§ Problem to work on
If a record contains a picture, leave the picture out and reproduce everything else exactly.

§ Source information
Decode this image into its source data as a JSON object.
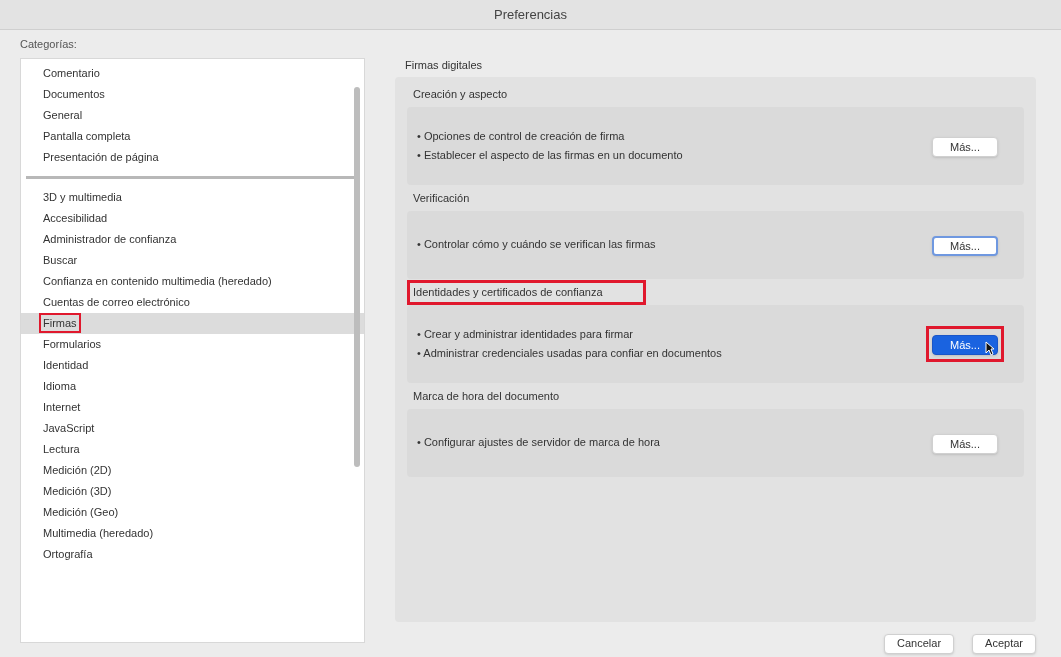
{
  "window": {
    "title": "Preferencias"
  },
  "categories": {
    "label": "Categorías:",
    "groups": [
      {
        "items": [
          {
            "label": "Comentario",
            "selected": false,
            "highlighted": false
          },
          {
            "label": "Documentos",
            "selected": false,
            "highlighted": false
          },
          {
            "label": "General",
            "selected": false,
            "highlighted": false
          },
          {
            "label": "Pantalla completa",
            "selected": false,
            "highlighted": false
          },
          {
            "label": "Presentación de página",
            "selected": false,
            "highlighted": false
          }
        ]
      },
      {
        "items": [
          {
            "label": "3D y multimedia",
            "selected": false,
            "highlighted": false
          },
          {
            "label": "Accesibilidad",
            "selected": false,
            "highlighted": false
          },
          {
            "label": "Administrador de confianza",
            "selected": false,
            "highlighted": false
          },
          {
            "label": "Buscar",
            "selected": false,
            "highlighted": false
          },
          {
            "label": "Confianza en contenido multimedia (heredado)",
            "selected": false,
            "highlighted": false
          },
          {
            "label": "Cuentas de correo electrónico",
            "selected": false,
            "highlighted": false
          },
          {
            "label": "Firmas",
            "selected": true,
            "highlighted": true
          },
          {
            "label": "Formularios",
            "selected": false,
            "highlighted": false
          },
          {
            "label": "Identidad",
            "selected": false,
            "highlighted": false
          },
          {
            "label": "Idioma",
            "selected": false,
            "highlighted": false
          },
          {
            "label": "Internet",
            "selected": false,
            "highlighted": false
          },
          {
            "label": "JavaScript",
            "selected": false,
            "highlighted": false
          },
          {
            "label": "Lectura",
            "selected": false,
            "highlighted": false
          },
          {
            "label": "Medición (2D)",
            "selected": false,
            "highlighted": false
          },
          {
            "label": "Medición (3D)",
            "selected": false,
            "highlighted": false
          },
          {
            "label": "Medición (Geo)",
            "selected": false,
            "highlighted": false
          },
          {
            "label": "Multimedia (heredado)",
            "selected": false,
            "highlighted": false
          },
          {
            "label": "Ortografía",
            "selected": false,
            "highlighted": false
          }
        ]
      }
    ]
  },
  "panel": {
    "title": "Firmas digitales",
    "sections": [
      {
        "title": "Creación y aspecto",
        "highlighted": false,
        "bullets": [
          "• Opciones de control de creación de firma",
          "• Establecer el aspecto de las firmas en un documento"
        ],
        "button": {
          "label": "Más...",
          "kind": "default",
          "highlighted": false
        }
      },
      {
        "title": "Verificación",
        "highlighted": false,
        "bullets": [
          "• Controlar cómo y cuándo se verifican las firmas"
        ],
        "button": {
          "label": "Más...",
          "kind": "focused",
          "highlighted": false
        }
      },
      {
        "title": "Identidades y certificados de confianza",
        "highlighted": true,
        "bullets": [
          "• Crear y administrar identidades para firmar",
          "• Administrar credenciales usadas para confiar en documentos"
        ],
        "button": {
          "label": "Más...",
          "kind": "primary",
          "highlighted": true
        }
      },
      {
        "title": "Marca de hora del documento",
        "highlighted": false,
        "bullets": [
          "• Configurar ajustes de servidor de marca de hora"
        ],
        "button": {
          "label": "Más...",
          "kind": "default",
          "highlighted": false
        }
      }
    ]
  },
  "footer": {
    "buttons": [
      "Cancelar",
      "Aceptar"
    ]
  }
}
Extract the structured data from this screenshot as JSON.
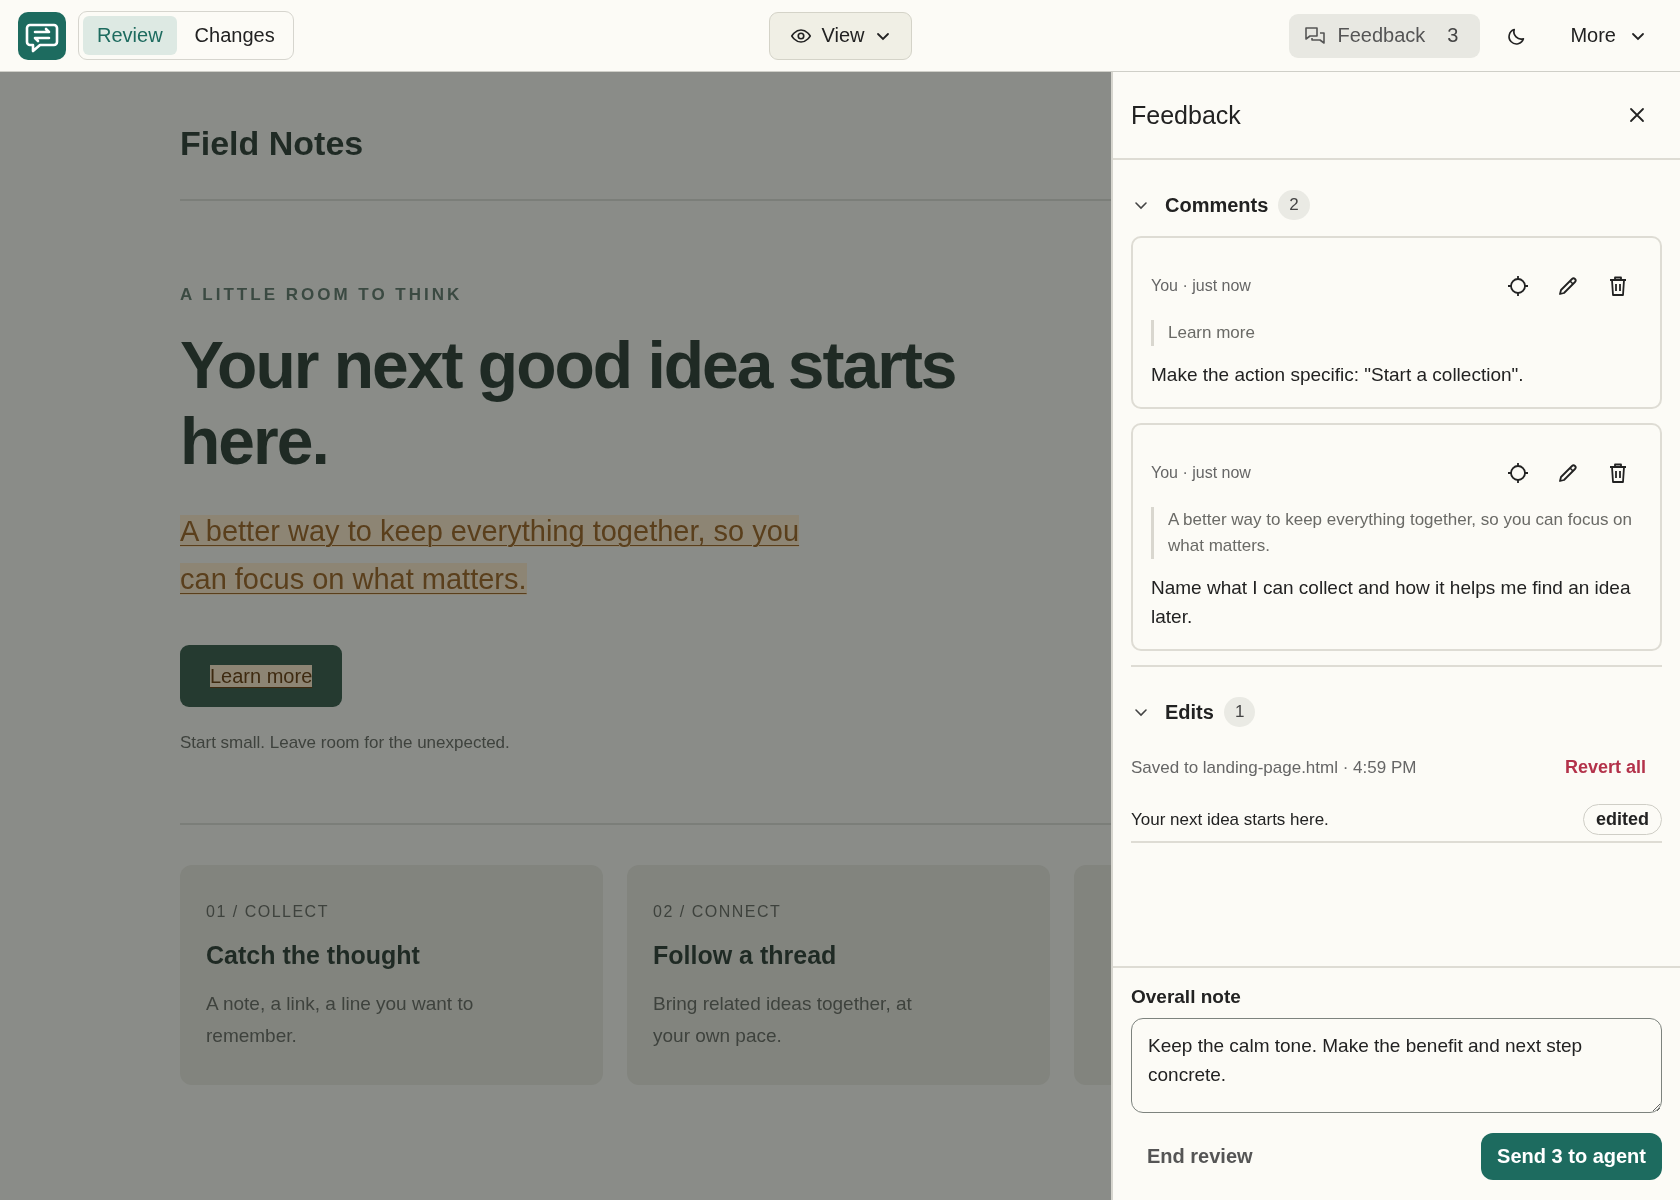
{
  "toolbar": {
    "tabs": [
      {
        "label": "Review",
        "selected": true
      },
      {
        "label": "Changes",
        "selected": false
      }
    ],
    "view_button": "View",
    "feedback_button": {
      "label": "Feedback",
      "count": "3",
      "selected": true
    },
    "more_button": "More"
  },
  "page": {
    "title": "Field Notes",
    "eyebrow": "A LITTLE ROOM TO THINK",
    "headline": "Your next good idea starts here.",
    "subhead": {
      "text": "A better way to keep everything together, so you can focus on what matters.",
      "highlighted": true
    },
    "cta": {
      "label": "Learn more",
      "highlighted": true
    },
    "note": "Start small. Leave room for the unexpected.",
    "cards": [
      {
        "label": "01 / COLLECT",
        "title": "Catch the thought",
        "text": "A note, a link, a line you want to remember."
      },
      {
        "label": "02 / CONNECT",
        "title": "Follow a thread",
        "text": "Bring related ideas together, at your own pace."
      }
    ]
  },
  "panel": {
    "title": "Feedback",
    "comments": {
      "label": "Comments",
      "count": "2",
      "expanded": true,
      "items": [
        {
          "meta": "You · just now",
          "quote": "Learn more",
          "text": "Make the action specific: \"Start a collection\"."
        },
        {
          "meta": "You · just now",
          "quote": "A better way to keep everything together, so you can focus on what matters.",
          "text": "Name what I can collect and how it helps me find an idea later."
        }
      ]
    },
    "edits": {
      "label": "Edits",
      "count": "1",
      "expanded": true,
      "saved": "Saved to landing-page.html · 4:59 PM",
      "revert": "Revert all",
      "items": [
        {
          "text": "Your next idea starts here.",
          "badge": "edited"
        }
      ]
    },
    "overall_note": {
      "label": "Overall note",
      "value": "Keep the calm tone. Make the benefit and next step concrete."
    },
    "end_button": "End review",
    "send_button": "Send 3 to agent"
  }
}
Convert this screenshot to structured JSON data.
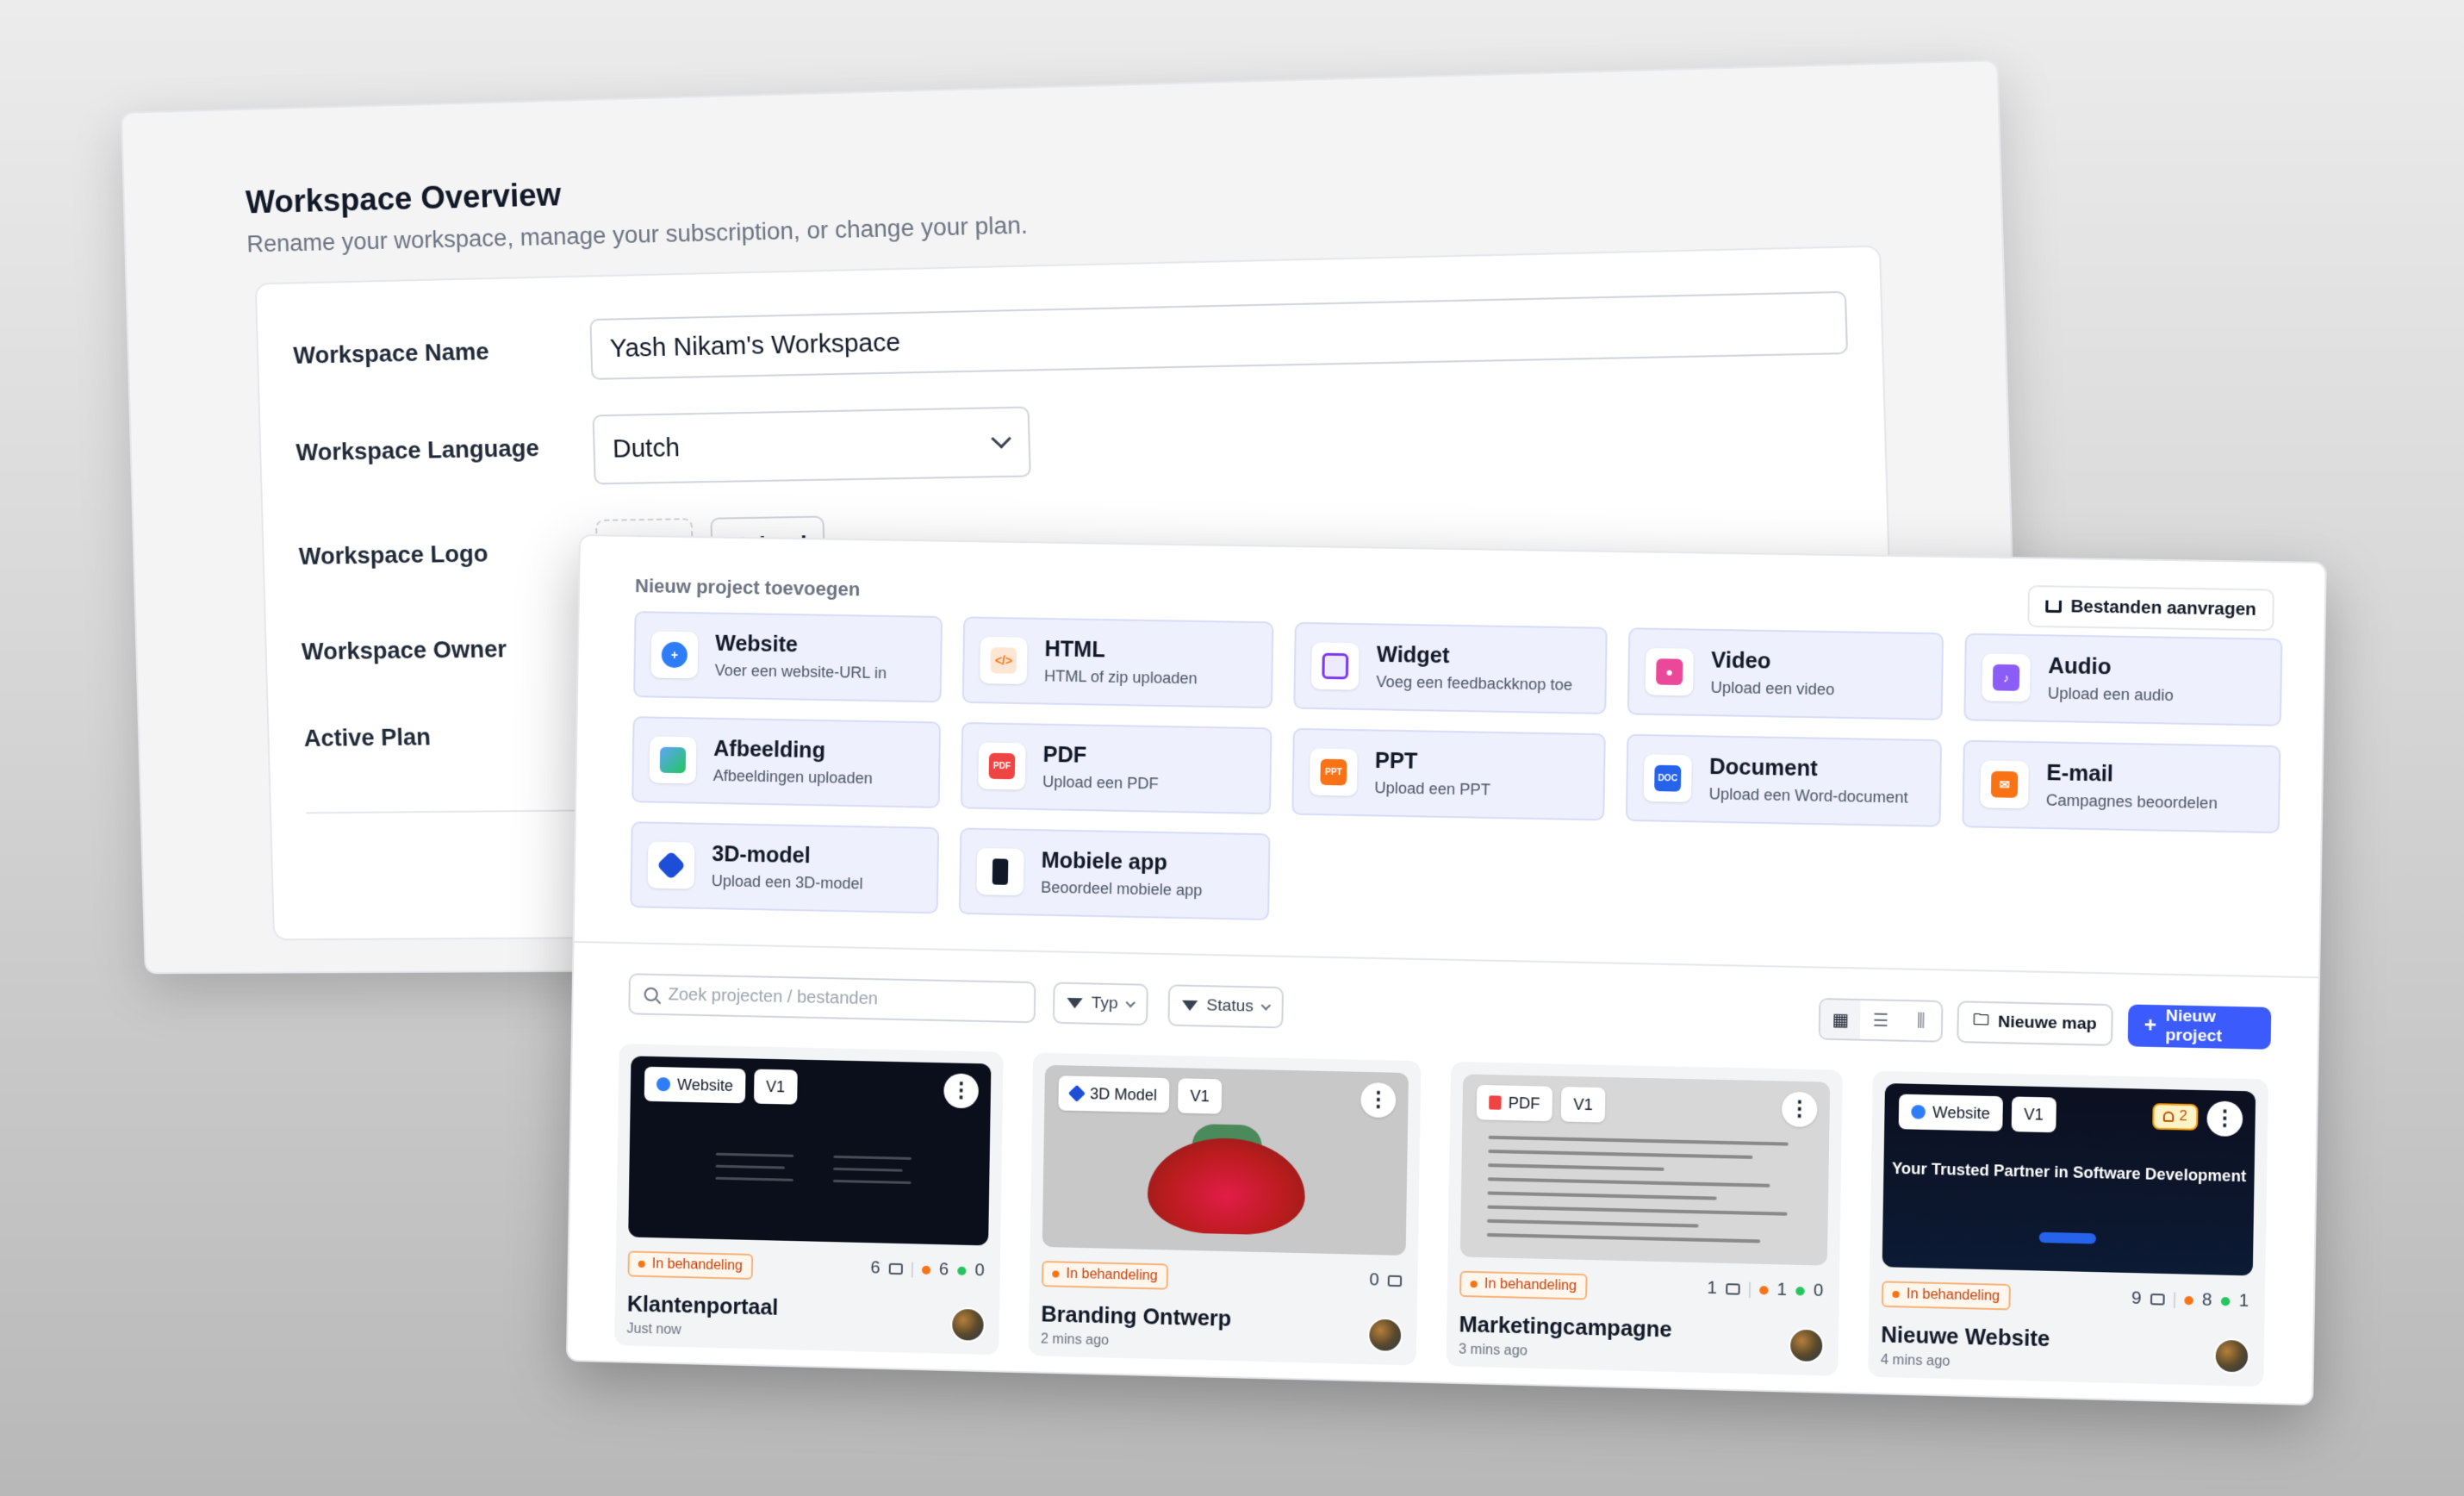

§ Worked solution
Decode this image into its source data as a JSON object.
{
  "window": {
    "title": "Preferencias"
  },
  "categories": {
    "label": "Categorías:",
    "groups": [
      {
        "items": [
          {
            "label": "Comentario",
            "selected": false,
            "highlighted": false
          },
          {
            "label": "Documentos",
            "selected": false,
            "highlighted": false
          },
          {
            "label": "General",
            "selected": false,
            "highlighted": false
          },
          {
            "label": "Pantalla completa",
            "selected": false,
            "highlighted": false
          },
          {
            "label": "Presentación de página",
            "selected": false,
            "highlighted": false
          }
        ]
      },
      {
        "items": [
          {
            "label": "3D y multimedia",
            "selected": false,
            "highlighted": false
          },
          {
            "label": "Accesibilidad",
            "selected": false,
            "highlighted": false
          },
          {
            "label": "Administrador de confianza",
            "selected": false,
            "highlighted": false
          },
          {
            "label": "Buscar",
            "selected": false,
            "highlighted": false
          },
          {
            "label": "Confianza en contenido multimedia (heredado)",
            "selected": false,
            "highlighted": false
          },
          {
            "label": "Cuentas de correo electrónico",
            "selected": false,
            "highlighted": false
          },
          {
            "label": "Firmas",
            "selected": true,
            "highlighted": true
          },
          {
            "label": "Formularios",
            "selected": false,
            "highlighted": false
          },
          {
            "label": "Identidad",
            "selected": false,
            "highlighted": false
          },
          {
            "label": "Idioma",
            "selected": false,
            "highlighted": false
          },
          {
            "label": "Internet",
            "selected": false,
            "highlighted": false
          },
          {
            "label": "JavaScript",
            "selected": false,
            "highlighted": false
          },
          {
            "label": "Lectura",
            "selected": false,
            "highlighted": false
          },
          {
            "label": "Medición (2D)",
            "selected": false,
            "highlighted": false
          },
          {
            "label": "Medición (3D)",
            "selected": false,
            "highlighted": false
          },
          {
            "label": "Medición (Geo)",
            "selected": false,
            "highlighted": false
          },
          {
            "label": "Multimedia (heredado)",
            "selected": false,
            "highlighted": false
          },
          {
            "label": "Ortografía",
            "selected": false,
            "highlighted": false
          }
        ]
      }
    ]
  },
  "panel": {
    "title": "Firmas digitales",
    "sections": [
      {
        "title": "Creación y aspecto",
        "highlighted": false,
        "bullets": [
          "• Opciones de control de creación de firma",
          "• Establecer el aspecto de las firmas en un documento"
        ],
        "button": {
          "label": "Más...",
          "kind": "default",
          "highlighted": false
        }
      },
      {
        "title": "Verificación",
        "highlighted": false,
        "bullets": [
          "• Controlar cómo y cuándo se verifican las firmas"
        ],
        "button": {
          "label": "Más...",
          "kind": "focused",
          "highlighted": false
        }
      },
      {
        "title": "Identidades y certificados de confianza",
        "highlighted": true,
        "bullets": [
          "• Crear y administrar identidades para firmar",
          "• Administrar credenciales usadas para confiar en documentos"
        ],
        "button": {
          "label": "Más...",
          "kind": "primary",
          "highlighted": true
        }
      },
      {
        "title": "Marca de hora del documento",
        "highlighted": false,
        "bullets": [
          "• Configurar ajustes de servidor de marca de hora"
        ],
        "button": {
          "label": "Más...",
          "kind": "default",
          "highlighted": false
        }
      }
    ]
  },
  "footer": {
    "buttons": [
      "Cancelar",
      "Aceptar"
    ]
  }
}
Extract the structured data from this screenshot as JSON.
{
  "toolbar": {
    "tabs": [
      {
        "label": "Review",
        "selected": true
      },
      {
        "label": "Changes",
        "selected": false
      }
    ],
    "view_button": "View",
    "feedback_button": {
      "label": "Feedback",
      "count": "3",
      "selected": true
    },
    "more_button": "More"
  },
  "page": {
    "title": "Field Notes",
    "eyebrow": "A LITTLE ROOM TO THINK",
    "headline": "Your next good idea starts here.",
    "subhead": {
      "text": "A better way to keep everything together, so you can focus on what matters.",
      "highlighted": true
    },
    "cta": {
      "label": "Learn more",
      "highlighted": true
    },
    "note": "Start small. Leave room for the unexpected.",
    "cards": [
      {
        "label": "01 / COLLECT",
        "title": "Catch the thought",
        "text": "A note, a link, a line you want to remember."
      },
      {
        "label": "02 / CONNECT",
        "title": "Follow a thread",
        "text": "Bring related ideas together, at your own pace."
      }
    ]
  },
  "panel": {
    "title": "Feedback",
    "comments": {
      "label": "Comments",
      "count": "2",
      "expanded": true,
      "items": [
        {
          "meta": "You · just now",
          "quote": "Learn more",
          "text": "Make the action specific: \"Start a collection\"."
        },
        {
          "meta": "You · just now",
          "quote": "A better way to keep everything together, so you can focus on what matters.",
          "text": "Name what I can collect and how it helps me find an idea later."
        }
      ]
    },
    "edits": {
      "label": "Edits",
      "count": "1",
      "expanded": true,
      "saved": "Saved to landing-page.html · 4:59 PM",
      "revert": "Revert all",
      "items": [
        {
          "text": "Your next idea starts here.",
          "badge": "edited"
        }
      ]
    },
    "overall_note": {
      "label": "Overall note",
      "value": "Keep the calm tone. Make the benefit and next step concrete."
    },
    "end_button": "End review",
    "send_button": "Send 3 to agent"
  }
}
Convert this screenshot to structured JSON data.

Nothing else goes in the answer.